Inside it’s a similar story. Pretty much everything you can see is new, but it feels like it should be here. There are three main ingredients in this whole car: the original Fiat 500 that Oemmedi know and love so much; the Ferrari heart; and the Fiat Coupe which donated so much of its suspension, brake calipers and dashboard.
The gauges have been calibrated to work with the relevant inputs and although it’s a lot smaller in here than the standard coupe, it doesn’t feel cramped when the soft top roof is peeled back.
That’s the real masterstroke of this creation – the fact that it all feels so right. Considering what’s packed away behind all these panels, just imagine this as a dusty, bare metal interior with hand made modifications everywhere. It’s taken some vision to get to this stage, right?
To make sure you get some leg room, the Sabelt bucket seats have had their frames modified so they sit more upright. Although when you’re sat in one, you’d never know that.
Maybe it’s because the Fiat makes you feel part of it, what hat I mean is, that unlike some very personal projects you can feel alienated a little when you experience them. As though you’re just along for the ride without really understanding what’s going on. Here it feels like you just walked in to a cool house party and a complete stranger smiled and passed you a drink. There are a lot of parts that on paper shouldn’t work together, but who would have thought? They really do!What They Did Next
The truth is, I never went to Oemmedi to feature this 500 – I was aiming for it’s younger, Lamborghini-engined brother. But having stolen a few moments as the sun went down with it, I’m glad we found the time.
Because if truth be known, this is the one I’d like to take home. You could use this without drawing too much attention, then blow somebody’s doors off and disappear in to the distance.
In the metal it looks gorgeous and welcoming. The guys have done a delicious job of putting it together; combining all those Fiat and Ferrari components with one more thing – skill and craftsmanship.
So what comes next? I’m sure you’re probably wondering that, like I was by the end of the day.
When I posed the question, I really didn’t expect this as the answer! Naturally, with four amazing Fiat 500 projects all completed, it will be another one that joining the line up. This time it’s going to be a full convertible, and again with a mid-mounted engine.
Because, of course, that’s the only place in a Fiat 500 you can squeeze a Chrysler V6! Coupled to an auto box, the guys tell me this will be the summer cruiser, built for when they want to relax. I shake my head and smile. I guess when you’re so far out there in terms of what is normal then this might seem like a sensible solution.

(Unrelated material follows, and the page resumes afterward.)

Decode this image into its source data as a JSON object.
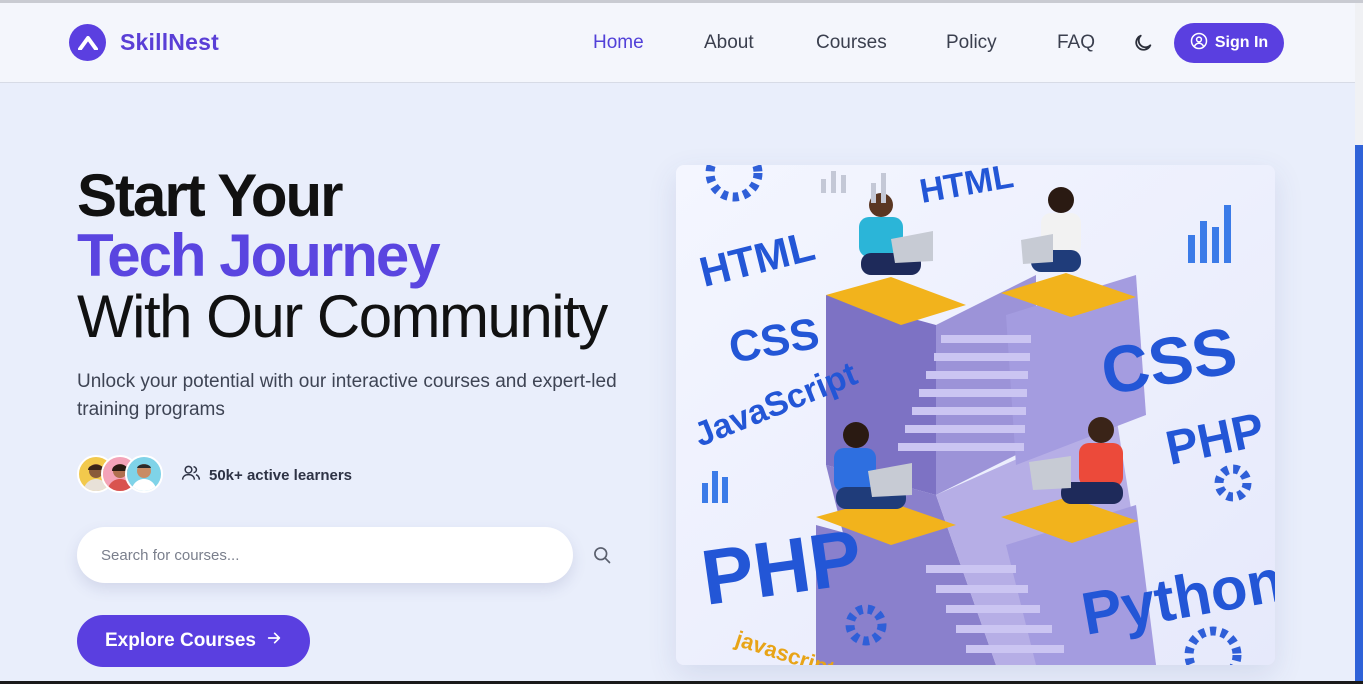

Sensible, there’s a word I didn’t hear that day. I like Italy.